TASK TO CARRY OUT:
Search the entries for the word "symptoms" and pull out each line that has it.
** DATA RECORDS follows **
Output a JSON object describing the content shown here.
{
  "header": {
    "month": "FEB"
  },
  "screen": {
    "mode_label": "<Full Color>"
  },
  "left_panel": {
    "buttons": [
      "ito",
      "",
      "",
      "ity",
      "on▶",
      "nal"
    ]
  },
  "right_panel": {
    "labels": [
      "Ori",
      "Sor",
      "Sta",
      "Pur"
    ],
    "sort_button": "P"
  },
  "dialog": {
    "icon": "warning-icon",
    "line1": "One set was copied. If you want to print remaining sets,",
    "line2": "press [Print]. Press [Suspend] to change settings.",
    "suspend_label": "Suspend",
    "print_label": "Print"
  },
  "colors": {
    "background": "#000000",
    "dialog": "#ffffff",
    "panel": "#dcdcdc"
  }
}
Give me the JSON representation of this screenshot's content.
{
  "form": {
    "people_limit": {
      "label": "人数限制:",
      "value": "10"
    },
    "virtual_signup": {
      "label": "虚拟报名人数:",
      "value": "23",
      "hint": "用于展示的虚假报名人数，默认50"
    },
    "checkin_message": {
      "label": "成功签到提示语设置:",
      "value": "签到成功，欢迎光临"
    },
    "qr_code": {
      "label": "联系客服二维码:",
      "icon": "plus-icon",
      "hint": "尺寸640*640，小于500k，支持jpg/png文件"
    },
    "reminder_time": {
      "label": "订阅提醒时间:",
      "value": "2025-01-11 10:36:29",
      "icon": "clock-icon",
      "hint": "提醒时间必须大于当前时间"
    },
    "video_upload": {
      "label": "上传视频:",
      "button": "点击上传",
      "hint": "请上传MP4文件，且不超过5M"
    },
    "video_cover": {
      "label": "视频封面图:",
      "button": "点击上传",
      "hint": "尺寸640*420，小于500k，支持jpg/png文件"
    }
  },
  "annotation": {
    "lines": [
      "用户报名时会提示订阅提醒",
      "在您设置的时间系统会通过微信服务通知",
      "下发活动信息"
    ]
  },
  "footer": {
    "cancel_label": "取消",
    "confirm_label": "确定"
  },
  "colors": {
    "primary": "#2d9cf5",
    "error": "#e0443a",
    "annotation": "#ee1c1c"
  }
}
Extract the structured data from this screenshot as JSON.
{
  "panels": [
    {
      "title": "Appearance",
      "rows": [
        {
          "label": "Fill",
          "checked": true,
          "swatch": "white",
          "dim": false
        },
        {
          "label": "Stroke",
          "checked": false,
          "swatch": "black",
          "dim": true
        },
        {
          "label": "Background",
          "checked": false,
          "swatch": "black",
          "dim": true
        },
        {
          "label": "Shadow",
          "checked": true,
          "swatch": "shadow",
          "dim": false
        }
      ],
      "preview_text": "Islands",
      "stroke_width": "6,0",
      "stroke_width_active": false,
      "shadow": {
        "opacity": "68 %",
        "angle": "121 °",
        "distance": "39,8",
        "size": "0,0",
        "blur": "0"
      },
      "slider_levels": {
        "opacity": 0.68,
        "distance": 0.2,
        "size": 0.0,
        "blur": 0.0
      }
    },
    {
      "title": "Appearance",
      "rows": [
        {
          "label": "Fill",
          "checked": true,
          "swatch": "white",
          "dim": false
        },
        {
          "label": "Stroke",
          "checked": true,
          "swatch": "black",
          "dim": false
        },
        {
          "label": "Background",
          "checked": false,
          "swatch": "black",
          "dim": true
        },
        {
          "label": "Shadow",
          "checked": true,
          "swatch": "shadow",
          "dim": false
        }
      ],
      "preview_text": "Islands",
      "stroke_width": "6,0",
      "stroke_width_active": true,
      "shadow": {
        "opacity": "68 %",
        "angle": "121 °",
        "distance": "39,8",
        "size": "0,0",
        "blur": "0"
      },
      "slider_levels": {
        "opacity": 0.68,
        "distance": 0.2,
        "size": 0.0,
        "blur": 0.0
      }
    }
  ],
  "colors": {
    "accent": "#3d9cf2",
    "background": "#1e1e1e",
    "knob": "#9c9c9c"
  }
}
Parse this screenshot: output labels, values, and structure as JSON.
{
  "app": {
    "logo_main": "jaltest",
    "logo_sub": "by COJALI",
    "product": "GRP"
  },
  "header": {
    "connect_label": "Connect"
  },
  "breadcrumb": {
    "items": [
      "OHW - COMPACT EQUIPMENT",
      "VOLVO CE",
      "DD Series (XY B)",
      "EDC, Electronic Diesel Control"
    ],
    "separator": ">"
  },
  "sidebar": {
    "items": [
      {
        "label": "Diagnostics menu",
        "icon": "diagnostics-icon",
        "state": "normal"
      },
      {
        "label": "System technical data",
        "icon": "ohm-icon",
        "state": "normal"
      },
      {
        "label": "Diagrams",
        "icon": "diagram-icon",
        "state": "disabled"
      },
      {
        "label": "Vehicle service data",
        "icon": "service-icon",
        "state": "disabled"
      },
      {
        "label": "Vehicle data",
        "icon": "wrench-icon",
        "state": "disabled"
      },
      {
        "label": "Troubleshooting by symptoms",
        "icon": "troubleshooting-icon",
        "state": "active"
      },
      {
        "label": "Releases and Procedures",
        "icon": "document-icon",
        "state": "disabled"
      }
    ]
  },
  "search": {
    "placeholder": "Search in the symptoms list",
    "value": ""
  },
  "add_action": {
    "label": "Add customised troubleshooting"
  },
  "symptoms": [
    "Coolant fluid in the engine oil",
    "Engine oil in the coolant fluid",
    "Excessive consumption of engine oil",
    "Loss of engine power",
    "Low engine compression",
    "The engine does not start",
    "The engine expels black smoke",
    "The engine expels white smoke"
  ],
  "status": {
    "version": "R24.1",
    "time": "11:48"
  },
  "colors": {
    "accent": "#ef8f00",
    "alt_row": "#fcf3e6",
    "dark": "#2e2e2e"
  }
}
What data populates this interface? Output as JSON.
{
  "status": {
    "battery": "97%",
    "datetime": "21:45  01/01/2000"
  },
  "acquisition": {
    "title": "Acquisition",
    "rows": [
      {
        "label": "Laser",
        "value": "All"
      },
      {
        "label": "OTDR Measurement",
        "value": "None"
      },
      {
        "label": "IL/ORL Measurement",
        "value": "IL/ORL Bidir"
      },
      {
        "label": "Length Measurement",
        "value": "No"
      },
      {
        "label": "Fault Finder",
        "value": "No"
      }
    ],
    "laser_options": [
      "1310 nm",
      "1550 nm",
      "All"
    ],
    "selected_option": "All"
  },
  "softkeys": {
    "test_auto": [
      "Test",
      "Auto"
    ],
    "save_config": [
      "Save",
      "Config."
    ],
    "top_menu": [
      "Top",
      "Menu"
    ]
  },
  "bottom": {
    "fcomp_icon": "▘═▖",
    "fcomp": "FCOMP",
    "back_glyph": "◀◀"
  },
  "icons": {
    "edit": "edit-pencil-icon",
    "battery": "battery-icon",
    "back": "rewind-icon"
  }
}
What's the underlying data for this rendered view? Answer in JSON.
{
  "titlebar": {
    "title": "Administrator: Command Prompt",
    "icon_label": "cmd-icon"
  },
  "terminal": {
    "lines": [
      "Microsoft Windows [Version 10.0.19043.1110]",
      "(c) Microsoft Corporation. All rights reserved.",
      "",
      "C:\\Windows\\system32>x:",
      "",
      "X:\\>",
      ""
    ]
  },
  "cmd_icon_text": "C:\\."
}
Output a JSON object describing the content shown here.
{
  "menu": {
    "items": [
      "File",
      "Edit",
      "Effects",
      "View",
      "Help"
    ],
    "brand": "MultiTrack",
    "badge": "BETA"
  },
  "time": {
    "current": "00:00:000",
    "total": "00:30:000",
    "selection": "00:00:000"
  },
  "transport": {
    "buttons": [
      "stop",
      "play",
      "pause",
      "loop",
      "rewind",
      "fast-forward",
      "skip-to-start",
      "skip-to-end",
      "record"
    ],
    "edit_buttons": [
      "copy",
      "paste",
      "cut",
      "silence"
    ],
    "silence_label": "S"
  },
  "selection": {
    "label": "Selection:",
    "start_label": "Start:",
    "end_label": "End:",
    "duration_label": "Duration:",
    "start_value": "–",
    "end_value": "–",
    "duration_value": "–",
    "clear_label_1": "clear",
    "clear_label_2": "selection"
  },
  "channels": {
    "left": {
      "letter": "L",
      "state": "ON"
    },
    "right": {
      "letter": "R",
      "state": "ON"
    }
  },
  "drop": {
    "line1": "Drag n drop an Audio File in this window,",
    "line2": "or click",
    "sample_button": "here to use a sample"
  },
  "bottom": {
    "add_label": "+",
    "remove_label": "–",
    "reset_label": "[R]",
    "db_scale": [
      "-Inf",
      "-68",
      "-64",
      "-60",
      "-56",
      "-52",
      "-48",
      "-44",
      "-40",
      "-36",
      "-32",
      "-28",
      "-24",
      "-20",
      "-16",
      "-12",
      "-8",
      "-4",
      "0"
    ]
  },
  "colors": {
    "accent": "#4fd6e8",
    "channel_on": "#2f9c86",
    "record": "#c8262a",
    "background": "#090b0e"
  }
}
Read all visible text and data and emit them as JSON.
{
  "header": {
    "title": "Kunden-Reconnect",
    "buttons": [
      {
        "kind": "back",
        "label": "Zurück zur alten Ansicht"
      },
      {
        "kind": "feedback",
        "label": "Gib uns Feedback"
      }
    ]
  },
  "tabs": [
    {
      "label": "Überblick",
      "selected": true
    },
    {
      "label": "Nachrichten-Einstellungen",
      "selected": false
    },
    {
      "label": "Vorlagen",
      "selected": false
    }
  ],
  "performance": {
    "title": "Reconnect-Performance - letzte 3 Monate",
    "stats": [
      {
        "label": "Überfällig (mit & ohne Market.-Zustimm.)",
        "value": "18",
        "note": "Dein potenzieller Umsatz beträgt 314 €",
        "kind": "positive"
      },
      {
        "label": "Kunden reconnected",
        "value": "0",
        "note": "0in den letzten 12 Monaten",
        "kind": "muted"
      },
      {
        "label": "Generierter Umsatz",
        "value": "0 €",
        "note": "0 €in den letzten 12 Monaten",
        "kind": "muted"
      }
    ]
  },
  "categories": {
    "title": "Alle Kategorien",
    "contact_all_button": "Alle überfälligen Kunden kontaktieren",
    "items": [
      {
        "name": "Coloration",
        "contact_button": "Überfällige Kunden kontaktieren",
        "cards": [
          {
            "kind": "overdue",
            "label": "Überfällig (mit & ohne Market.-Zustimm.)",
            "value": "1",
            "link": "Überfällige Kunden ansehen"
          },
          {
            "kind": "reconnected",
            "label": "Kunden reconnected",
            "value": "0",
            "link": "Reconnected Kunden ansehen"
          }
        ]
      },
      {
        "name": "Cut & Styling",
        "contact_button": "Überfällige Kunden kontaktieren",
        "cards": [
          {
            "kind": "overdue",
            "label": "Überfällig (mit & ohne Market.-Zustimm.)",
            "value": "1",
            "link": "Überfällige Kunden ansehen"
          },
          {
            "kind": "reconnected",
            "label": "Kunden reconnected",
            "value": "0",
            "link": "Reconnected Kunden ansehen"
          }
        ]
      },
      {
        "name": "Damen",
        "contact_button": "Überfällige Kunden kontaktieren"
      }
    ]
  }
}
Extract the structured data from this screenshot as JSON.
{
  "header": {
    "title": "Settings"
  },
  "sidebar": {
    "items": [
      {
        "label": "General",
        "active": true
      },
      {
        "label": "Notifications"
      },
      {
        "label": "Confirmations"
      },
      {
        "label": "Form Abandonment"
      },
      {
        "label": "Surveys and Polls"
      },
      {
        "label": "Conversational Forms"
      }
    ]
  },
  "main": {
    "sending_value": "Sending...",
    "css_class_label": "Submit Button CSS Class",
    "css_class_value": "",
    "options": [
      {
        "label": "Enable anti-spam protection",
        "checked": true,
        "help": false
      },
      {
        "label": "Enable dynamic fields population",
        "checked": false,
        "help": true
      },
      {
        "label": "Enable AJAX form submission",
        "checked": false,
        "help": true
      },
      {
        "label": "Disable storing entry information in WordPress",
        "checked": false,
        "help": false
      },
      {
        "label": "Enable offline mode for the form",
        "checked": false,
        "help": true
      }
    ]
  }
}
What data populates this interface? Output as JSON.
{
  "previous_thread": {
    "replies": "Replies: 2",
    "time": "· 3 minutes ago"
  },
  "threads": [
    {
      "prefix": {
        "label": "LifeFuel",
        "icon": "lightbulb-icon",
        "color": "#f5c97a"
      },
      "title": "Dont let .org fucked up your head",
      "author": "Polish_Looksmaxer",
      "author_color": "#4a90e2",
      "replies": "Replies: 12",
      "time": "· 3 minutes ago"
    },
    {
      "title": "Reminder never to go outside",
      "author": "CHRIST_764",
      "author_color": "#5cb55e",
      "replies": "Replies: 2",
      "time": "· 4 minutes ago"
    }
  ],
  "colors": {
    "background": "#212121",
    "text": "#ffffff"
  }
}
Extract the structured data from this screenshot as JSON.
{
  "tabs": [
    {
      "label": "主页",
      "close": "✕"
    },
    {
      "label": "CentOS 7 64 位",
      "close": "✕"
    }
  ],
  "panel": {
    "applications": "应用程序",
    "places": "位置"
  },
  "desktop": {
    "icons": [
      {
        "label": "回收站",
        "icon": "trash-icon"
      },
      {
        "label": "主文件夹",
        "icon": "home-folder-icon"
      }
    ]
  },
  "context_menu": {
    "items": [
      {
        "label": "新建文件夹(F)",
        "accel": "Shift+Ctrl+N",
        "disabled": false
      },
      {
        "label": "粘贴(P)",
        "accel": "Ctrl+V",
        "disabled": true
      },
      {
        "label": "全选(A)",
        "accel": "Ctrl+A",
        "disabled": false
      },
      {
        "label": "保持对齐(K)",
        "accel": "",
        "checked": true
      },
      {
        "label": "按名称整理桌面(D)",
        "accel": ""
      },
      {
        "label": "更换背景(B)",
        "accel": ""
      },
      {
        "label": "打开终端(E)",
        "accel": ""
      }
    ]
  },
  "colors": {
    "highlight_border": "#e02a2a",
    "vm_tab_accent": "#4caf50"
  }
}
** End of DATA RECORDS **
ANSWER TO THIS TASK:
        "label": "Troubleshooting by symptoms",
    "placeholder": "Search in the symptoms list",
  "symptoms": [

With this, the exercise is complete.